On the flip side, I wish there was a way to complete a mission while leaving other soldiers behind. As brutal as it sounds, a came close to losing more than one mission because a straggler was in downed status and couldn’t make it to the exfiltration point. Luckily, I was able to have a soldier leave the exfil mark and revive them. However, it nearly cost me 20-30 minutes of progress because I didn’t have the choice to cut my losses and bailout with three out of four squad members.
Gears Tactics Review | Get classy.
Equipping your soldiers correctly is paramount to victory in Gears Tactics. Luckily, you have a ton of options when it comes to customizing each member of your unit. Armor, boots, helmets, and weapon parts are all available as rewards for completing missions and can also be found in crates in-game. Each of these pieces of equipment bestows stat boosts or abilities to your troopers.
The equipment system works reasonably well and gives you cosmetic options in addition to the stat and ability boosts. However, When you’re equipping soldiers in the Barracks screen, you don’t get an indicator of what character has which item equipped. You want to keep your best gear on your active squad, and it’s a bit frustrating because you’re only told if a piece of equipment is currently equipped, not who actually has it equipped.
Each character also has a class that focuses on a particular range of abilities. Vanguards are your standard infantry soldier, and their skills center around rallying other characters and increasing damage per attack, while support troops help buff your soldiers and heal them. You only get a max of four characters per mission, so the class composition of your squad can be the difference between success and failure.
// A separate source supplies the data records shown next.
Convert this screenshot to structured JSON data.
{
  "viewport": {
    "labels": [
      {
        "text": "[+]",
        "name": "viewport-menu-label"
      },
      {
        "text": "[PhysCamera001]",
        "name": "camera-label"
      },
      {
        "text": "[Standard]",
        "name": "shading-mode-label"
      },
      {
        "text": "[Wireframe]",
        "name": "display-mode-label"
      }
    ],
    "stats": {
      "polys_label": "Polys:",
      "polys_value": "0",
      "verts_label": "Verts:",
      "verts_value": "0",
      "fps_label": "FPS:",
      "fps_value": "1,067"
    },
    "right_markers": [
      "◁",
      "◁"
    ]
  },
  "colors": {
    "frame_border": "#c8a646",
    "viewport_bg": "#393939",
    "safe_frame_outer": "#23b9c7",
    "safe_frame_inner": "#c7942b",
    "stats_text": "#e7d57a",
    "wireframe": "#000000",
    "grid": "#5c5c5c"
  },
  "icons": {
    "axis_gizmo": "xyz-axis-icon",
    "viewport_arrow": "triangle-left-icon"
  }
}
Gears Tactics encourages you to diversify your squad composition, and a group that does well in one mission may not be well suited to the next.
I would have liked to have seen a bigger weapon set for each class. As it is, your soldiers are stuck with the same gun from the beginning until the end. Being able to upgrade the weapons makes up for this a bit, but it would have been cool to switch out a Heavy’s Mulcher with a Mortar or a Vanguard’s Retro Lancer with a Lancer GL.
Gears Tactics Review | A bold new step for the franchise.
The Gears series translated to a turn-based tactics game surprisingly well. Gears Tactics is visceral and action-packed enough to appeal to long-time Gears fans and contains enough tactical depth to appease strategy lovers. It’s incredibly accessible for a tactical game and forgiving enough to keep those new to the genre from getting scared off.
Gears Tactics makes a wonderful addition to the franchise, and I hope that it spins off as its own series. It avoids many of the pitfalls of the genre and provides a streamlined experience that was a breath of fresh air. Hardcore fans of tactical games may find it to be a bit too easy, but most will find it very enjoyable.
GameRevolution reviewed the Gears Tactics on PC with a copy provided by the publisher.